  20. #11
  21. I'm Baaaaaaack!
    Devshed God 1st Plane (5500 - 5999 posts)

    Join Date
    Jul 2003
    Location
    Maryland
    Posts
    5,538
    Rep Power
    243
    Just keep in mind that MSDN is totally Microsoft specific and is not likely to do you any favors if you are looking up something POSIX. Plus, you won't find much about *nix specific routines, though there is some overlap in some libraries.

    My blog, The Fount of Useless Information http://sol-biotech.com/wordpress/
    Free code: http://sol-biotech.com/code/.
    Secure Programming: http://sol-biotech.com/code/SecProgFAQ.html.
    Performance Programming: http://sol-biotech.com/code/PerformanceProgramming.html.
    LinkedIn Profile: http://www.linkedin.com/in/keithoxenrider

    It is not that old programmers are any smarter or code better, it is just that they have made the same stupid mistake so many times that it is second nature to fix it.
    --Me, I just made it up

    The reasonable man adapts himself to the world; the unreasonable one persists in trying to adapt the world to himself. Therefore, all progress depends on the unreasonable man.
    --George Bernard Shaw
  22. #12
  23. No Profile Picture
    Contributing User
    Devshed Novice (500 - 999 posts)

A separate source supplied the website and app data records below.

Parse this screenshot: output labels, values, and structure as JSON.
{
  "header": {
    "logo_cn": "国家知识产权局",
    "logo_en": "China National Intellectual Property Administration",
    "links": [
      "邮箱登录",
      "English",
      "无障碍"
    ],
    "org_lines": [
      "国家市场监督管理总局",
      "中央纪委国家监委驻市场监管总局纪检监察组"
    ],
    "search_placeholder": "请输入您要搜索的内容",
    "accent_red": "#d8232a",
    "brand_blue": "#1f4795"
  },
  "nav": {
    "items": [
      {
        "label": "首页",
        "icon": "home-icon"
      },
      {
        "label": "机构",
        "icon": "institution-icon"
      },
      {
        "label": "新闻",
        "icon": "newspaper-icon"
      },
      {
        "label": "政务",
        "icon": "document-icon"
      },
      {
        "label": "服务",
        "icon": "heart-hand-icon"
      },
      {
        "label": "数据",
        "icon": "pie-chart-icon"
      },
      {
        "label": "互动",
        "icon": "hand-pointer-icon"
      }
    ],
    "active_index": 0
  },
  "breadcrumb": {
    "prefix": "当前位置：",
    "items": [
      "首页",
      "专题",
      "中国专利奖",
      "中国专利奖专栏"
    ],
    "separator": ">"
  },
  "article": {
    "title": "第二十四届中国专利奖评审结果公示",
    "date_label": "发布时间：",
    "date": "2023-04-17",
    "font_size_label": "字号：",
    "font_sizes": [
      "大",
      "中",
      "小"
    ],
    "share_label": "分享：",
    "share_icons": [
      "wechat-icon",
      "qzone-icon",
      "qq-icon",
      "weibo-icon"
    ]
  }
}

    Join Date
    Jan 2002
    Location
    Seattle WA
    Posts
    863
    Rep Power
    14
    If you keep to the standard functions in any language, the msdn is pretty solid. I usually prefer the msdn because it tends to have alot of information for each entry, and they are very well cross referenced. Agreed though, if you don't know how to navigate their menu (or if you can't use explorer and even use the menu), the msdn can be a nasty place...

    Sure you won't find nix functions in the msdn, but you won't find com information in a bsd c++ reference either...Stick with language core elements, and it's an excellent online reference.
  24. #13
  25. jasondoucette.com
    Devshed Newbie (0 - 499 posts)

    Join Date
    Feb 2003
    Location
    Canada
    Posts
    378
    Rep Power
    12
    Originally posted by MJEggertson
    If you keep to the standard functions in any language, the msdn is pretty solid. I usually prefer the msdn because it tends to have alot of information for each entry, and they are very well cross referenced.
    Agreed. Those are two more reasons that I use it often. Also, most of the microsoft specific is clearly tagged 'Microsoft Specific...Microsoft Specific End'.
  26. #14
  27. Happy Monkey
    Devshed Intermediate (1500 - 1999 posts)

    Join Date
    Nov 2001
    Location
    UK (University of Kentucky)
    Posts
    1,809
    Rep Power
    47
    Also, most of the microsoft specific is clearly tagged 'Microsoft Specific...Microsoft Specific End'.
    I am surprised that they know that C++ was not invented by them :p

IMN logo majestic logo threadwatch logo seochat tools logo